The Spanish startup, seedtag, is revolutionizing the way in which online shopping happens. Rather than browsing online shopping guides or having to seek out a product, seedtag allows you to shop from any website page (blog or publisher), be it large or small retailers. Moreover, seedtag is bringing the concept beyond fashion and technology merchandise, and applying it to insurance, education, auto, and consumer packaged goods. The three founders of seedtag come from backgrounds at Google and Tuenti prior to launching their first venture together.

KITE Invest: Could you comment on the origin of the collaboration between the three Co-Founders, and how did the idea of seedtag emerge?

Albert Nieto Riera: Jorge and I were business analysts at Google, and we have always been passionate about discussing business ideas. One day Jorge was reading a sports newspaper and he saw that Roger Federer had changed his tennis racquet and he loved it. He read the article but it didn’t mention anything about Roger’s new racquet. He then realized that he wanted to buy the product or at least get some basic information about it (price, available retailers…) and the process to get that was extremely inefficient: leave the article, search for the information on Google, find a link providing all this information… The solution looked obvious to us: add a simple tag with all basic information and transform pictures into store windows for users.

Neither Jorge nor me were computer scientist so we asked computer scientist at Google and other friends to give us a short-list of top CS in Spain. Pablo showed up and he was a perfect fit: previous experience in StartUps (CTO at Fever and CEO at Origo) and a solid track record as a CS at Tuenti. He was thrilled about the project and got on board as a Co-Founder.

Today, we are turning this basic idea into an ad business for publishers and advertisers that transforms publicity into a service for users. A win-win-win relationship.

KITE: Although seedtag provides its users a service to ease shopping, what measures has seedtag taken to ensure security, safety and even return policies, especially for those shoppers who are more skeptical of online shopping?

Jorge Poyatos: This is one of the important issues of eCommerce. However, security and consumer trust is improving fast every year. We believe eCommerce is just commerce, we only make it more available connecting it to content. A general security measure is to work only with well-known advertisers and publishers. We don’t accept everyone in our network.

We run our ad business on CPC (cost per click) or CPM (cost per thousand impressions) basis. We have implemented a fraud detection mechanism that informs us when an unexpected performance happens (for instance, a huge increase in CTR% or an uncommon amount of clicks coming from a single IP). We have a zero tolerance policy with fraudulent publishers.

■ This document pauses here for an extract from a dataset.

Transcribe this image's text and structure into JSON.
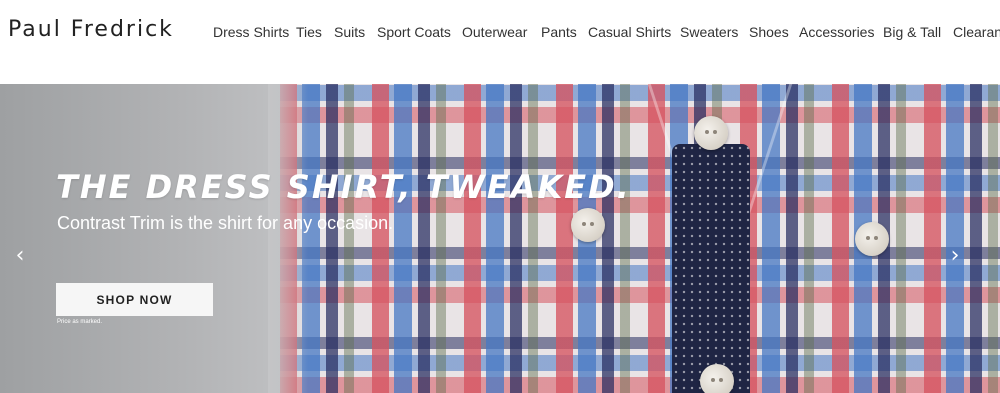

KITE: During seedtag’s beta phase, the startup was able to make agreements with Spanish retailers: Asos, Decathlon, Fnac and Zalando. How has seedtag grown since this stage?

Albert: In terms of business, we’ve reached partnership agreements with about 50 more publishers and advertisers.

On the publisher side, we’ve been able to grow in three months our “image impressions” from 0.5 Mn/month to 5 Mn/month.

On the advertiser side we started to monetize our impressions a month ago.

KITE: What are the ambitions for seedtag during the next two to three years? Are there plans for the company to expand outside of Spain?

Pablo Lopez: Our mid-term strategy has been quite clear from the very beginning. We wanted to use Spain as a field to validate our business hypothesis and to find product market fit. Spain is an ideal place to start for us, as Jorge and Albert have lots of key business relationships in both publishers and advertisers thanks to their previous job at Google. We are on track to reach break-even during 2015. Once we have a sustainable business in Spain, we will carefully plan our next step to expand seedtag abroad.

KITE: Beyond the traditional computer screen, seedtag focuses on shoppers and hand held devices: Smartphones, tablets, and Ipads. seedtag is not the only company that provides this form of online shopping. How does seedtag differ from competitors?

Jorge: As you mention, online traffic is moving from desktop to handset devices at a very fast path and this is great news for seedtag. What share of small screens is occupied by audiovisual content compared to desktops? This traffic migration is a huge challenge to traditional display advertising that will have to adapt to this new reality. Advertising and content will be much closer and we are a great way to combine both.

In terms of competition, we don’t see much tech native advertising solutions in Spain. On the contrary, there are some big (and excellent) competitors in more mature countries, like the UK and the US.

Concerning differentiation, I would point out two things: we are 100% consumer centric and we do care about design. We are consumer centric as we have developed our technology allowing publishers to use seedtag directly in their blog/web (no need to maintain any seedtag platform). Design is a key part of what we do; we want to create beautiful, useful ads. We don’t do anything we wouldn’t like to find navigating the web. In my opinion, design has been undervalued in online display advertising and we take that as an opportunity to differ from competition.

KITE: seedtag has already closed a round of seed funding. With the anticipated high growth projections over the next few years, where is seedtag currently in terms of funding and investment?

Albert: For our first stage we are a well-funded company. We want to run the company on a very basic principle: “if you don’t need more money, don’t ask for it”. Our next round of funding will most likely be for international expansion likely in in 12 to 18 months.